(Guffaws)I still, by God’s grace can dance at my age and the response which one gets from the public is an incentive. And I personally feel that I still can so why should I stop? I keep pushing myself physically and creatively. I have been working for 14 years in Manipur. Earlier, it was with the martial artists and now it is with the drummers. The performance that is put up now is all very organic while keeping their tradition intact. I do feel tradition is very important and it gives you grounding. When you have a strong foundation, then you can grow and are open to absorbing and looking at things with an eye that is impartial. Lekinchahathonichahiye(But you should have the desire). Otherwise you are wasting your time and also that of the person who wants you to be a part of the project.
Your choice of venues have been eclectic to say the least, for instance, The Great Wall of China, amid artefacts in a museum and more...
People are used to watching a performance in a theatre. But when I select a space, it has to speak to me. For example, at Triveni I will have people sitting on the stage while the performance takes place on the steps. But some performances work better in an enclosed environment.
With the advent of digital, how do you see performing arts changing?
Overseas there is a lot of audio visual work happening in production.
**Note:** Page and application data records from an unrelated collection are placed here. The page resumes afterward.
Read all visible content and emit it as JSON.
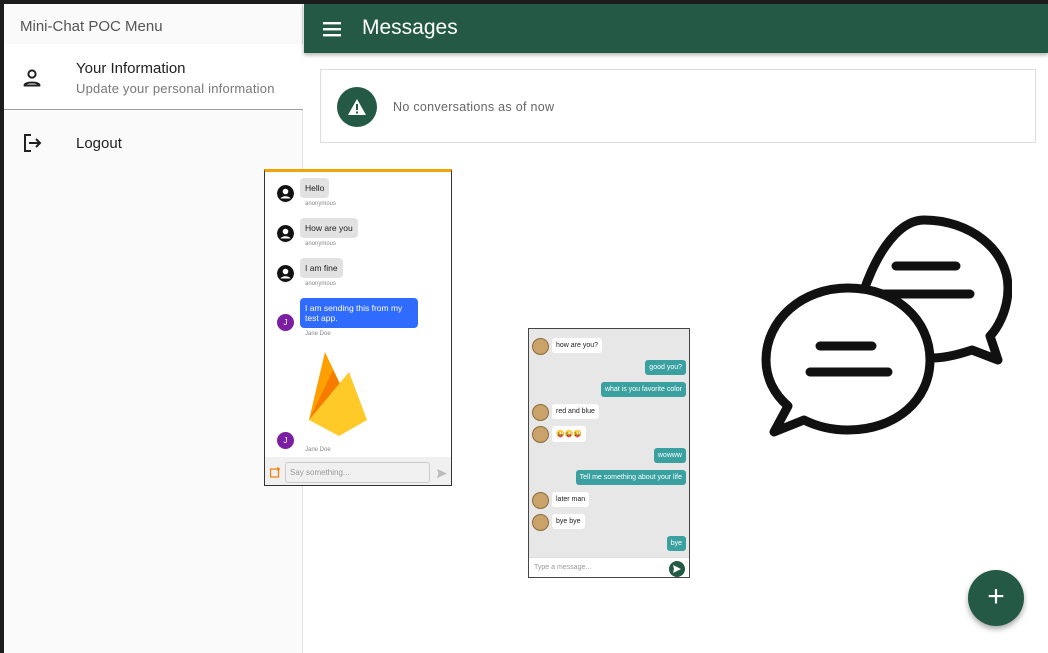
{
  "drawer": {
    "title": "Mini-Chat POC Menu",
    "items": [
      {
        "icon": "person-icon",
        "label": "Your Information",
        "sublabel": "Update your personal information"
      },
      {
        "icon": "logout-icon",
        "label": "Logout"
      }
    ]
  },
  "appbar": {
    "title": "Messages",
    "menu_icon": "hamburger-icon"
  },
  "empty_card": {
    "icon": "warning-icon",
    "text": "No conversations as of now"
  },
  "chat_preview_1": {
    "messages": [
      {
        "text": "Hello",
        "name": "anonymous"
      },
      {
        "text": "How are you",
        "name": "anonymous"
      },
      {
        "text": "I am fine",
        "name": "anonymous"
      },
      {
        "text": "I am sending this from my test app.",
        "name": "Jane Doe",
        "avatar_letter": "J"
      },
      {
        "name": "Jane Doe",
        "avatar_letter": "J"
      }
    ],
    "input_placeholder": "Say something..."
  },
  "chat_preview_2": {
    "messages": [
      {
        "side": "in",
        "text": "how are you?"
      },
      {
        "side": "out",
        "text": "good you?"
      },
      {
        "side": "out",
        "text": "what is you favorite color"
      },
      {
        "side": "in",
        "text": "red and blue"
      },
      {
        "side": "in",
        "text": "😜😜😜"
      },
      {
        "side": "out",
        "text": "wowww"
      },
      {
        "side": "out",
        "text": "Tell me something about your life"
      },
      {
        "side": "in",
        "text": "later man"
      },
      {
        "side": "in",
        "text": "bye bye"
      },
      {
        "side": "out",
        "text": "bye"
      }
    ],
    "input_placeholder": "Type a message..."
  },
  "fab": {
    "label": "+"
  },
  "colors": {
    "primary": "#245a45",
    "bubble_blue": "#2f6bff",
    "bubble_teal": "#3aa0a0",
    "firebase_accent": "#f2a400"
  }
}
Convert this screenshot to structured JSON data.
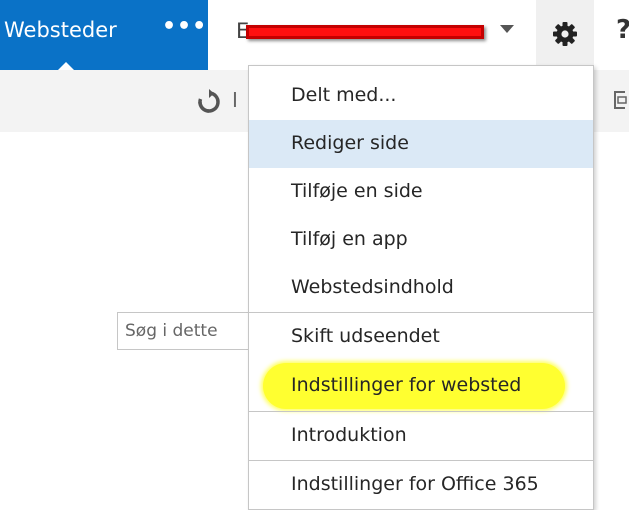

But I feel when you come to see a performance, you want to do just that.
How much of practice did it take to mould yourself like dough during Chewing Gum?
I am very impressed that you've done your homework. A lot of time people come to me and say. batayeaapkyakarrahenhain(What are you doing)?
It was a stretch fabric that I used. It was a small box and I sat inside it. The way children chew gum and take it out, that is the way it was performed. It was a short interlude. People still ask me if I do it.
Can artists afford to be political especially through their work?
Yes. The four quotes of Mahatma Gandhi that I have used for my present work reflect it. When I started, the protests against CAA had not picked up but now they are so much more relevant.
The first quote is, "It is very easy to be a part of the crowd. It takes courage to stand alone.” And that is what citizens have done, the way they have rallied together.
The second one is, "I have been very disappointed with educated people and how they have reacted.” While Mahatma Gandhi was talking about how educated people did not shun khadi,today it is a reference to people who are saying “I am pro CAA” which is disappointing. When I attended protest rallies or put up a status on Facebook, someone told me that “I wouldn’t be affected so I should not react.” But I am lookingat the larger picture. Earlier all of us lived, worked, spoke and stood up for each other. Why not, now?
(The premier show of Unbroken Unbowed takes place today at Chinmaya Auditorium)
Photo: Pankaj Kumar